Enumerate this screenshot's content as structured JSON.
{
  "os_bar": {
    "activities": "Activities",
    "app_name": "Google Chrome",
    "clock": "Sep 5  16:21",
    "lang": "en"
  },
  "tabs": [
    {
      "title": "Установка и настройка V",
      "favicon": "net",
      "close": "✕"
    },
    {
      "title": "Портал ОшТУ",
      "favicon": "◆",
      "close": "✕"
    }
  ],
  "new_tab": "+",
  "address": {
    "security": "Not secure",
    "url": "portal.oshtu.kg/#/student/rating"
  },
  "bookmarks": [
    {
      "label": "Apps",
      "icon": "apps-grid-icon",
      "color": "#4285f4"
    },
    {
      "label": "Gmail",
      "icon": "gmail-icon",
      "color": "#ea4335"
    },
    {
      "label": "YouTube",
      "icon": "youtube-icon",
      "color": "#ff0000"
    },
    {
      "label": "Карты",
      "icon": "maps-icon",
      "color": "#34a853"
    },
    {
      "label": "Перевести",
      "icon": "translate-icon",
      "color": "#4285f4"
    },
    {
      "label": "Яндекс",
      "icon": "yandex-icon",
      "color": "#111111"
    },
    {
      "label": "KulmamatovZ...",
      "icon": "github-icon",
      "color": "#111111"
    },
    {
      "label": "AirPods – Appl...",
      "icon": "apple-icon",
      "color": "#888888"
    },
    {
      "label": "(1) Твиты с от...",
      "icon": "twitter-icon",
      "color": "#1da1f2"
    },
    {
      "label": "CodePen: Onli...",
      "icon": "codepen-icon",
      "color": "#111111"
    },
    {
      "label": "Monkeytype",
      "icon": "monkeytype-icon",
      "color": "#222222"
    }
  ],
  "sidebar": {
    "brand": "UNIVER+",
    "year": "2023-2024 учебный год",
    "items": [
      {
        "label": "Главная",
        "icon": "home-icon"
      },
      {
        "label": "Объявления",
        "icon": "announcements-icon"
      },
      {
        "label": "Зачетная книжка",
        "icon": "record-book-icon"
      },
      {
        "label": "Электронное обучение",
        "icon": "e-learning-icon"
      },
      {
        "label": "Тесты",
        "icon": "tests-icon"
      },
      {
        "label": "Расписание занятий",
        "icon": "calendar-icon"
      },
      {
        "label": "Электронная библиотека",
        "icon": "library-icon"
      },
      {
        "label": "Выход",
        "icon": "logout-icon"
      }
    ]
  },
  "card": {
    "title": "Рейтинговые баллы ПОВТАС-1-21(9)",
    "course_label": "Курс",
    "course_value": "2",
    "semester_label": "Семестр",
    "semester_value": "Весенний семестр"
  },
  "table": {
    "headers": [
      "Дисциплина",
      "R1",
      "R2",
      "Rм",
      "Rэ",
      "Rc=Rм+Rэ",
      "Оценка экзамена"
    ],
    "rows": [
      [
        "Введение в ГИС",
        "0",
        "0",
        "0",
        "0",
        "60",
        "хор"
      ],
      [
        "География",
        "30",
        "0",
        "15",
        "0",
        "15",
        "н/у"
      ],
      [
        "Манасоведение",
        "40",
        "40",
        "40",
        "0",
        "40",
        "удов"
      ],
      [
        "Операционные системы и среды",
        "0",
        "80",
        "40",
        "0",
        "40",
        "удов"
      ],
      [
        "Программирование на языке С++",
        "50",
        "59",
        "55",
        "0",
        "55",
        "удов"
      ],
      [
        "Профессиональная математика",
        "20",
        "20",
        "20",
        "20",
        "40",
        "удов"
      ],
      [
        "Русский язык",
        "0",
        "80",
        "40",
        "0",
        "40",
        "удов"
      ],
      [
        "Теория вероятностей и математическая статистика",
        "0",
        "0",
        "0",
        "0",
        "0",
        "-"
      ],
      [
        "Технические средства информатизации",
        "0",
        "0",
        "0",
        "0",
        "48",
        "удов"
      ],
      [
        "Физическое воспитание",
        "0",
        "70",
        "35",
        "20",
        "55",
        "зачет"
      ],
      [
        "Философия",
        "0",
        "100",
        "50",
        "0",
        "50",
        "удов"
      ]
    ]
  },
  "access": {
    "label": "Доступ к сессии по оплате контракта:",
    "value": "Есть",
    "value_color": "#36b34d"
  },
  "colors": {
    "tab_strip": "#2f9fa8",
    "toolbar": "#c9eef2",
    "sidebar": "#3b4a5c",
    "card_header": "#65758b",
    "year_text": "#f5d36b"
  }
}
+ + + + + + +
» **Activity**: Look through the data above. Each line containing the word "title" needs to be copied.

» **Task result**:
      "title": "Установка и настройка V",
      "title": "Портал ОшТУ",
    "title": "Рейтинговые баллы ПОВТАС-1-21(9)",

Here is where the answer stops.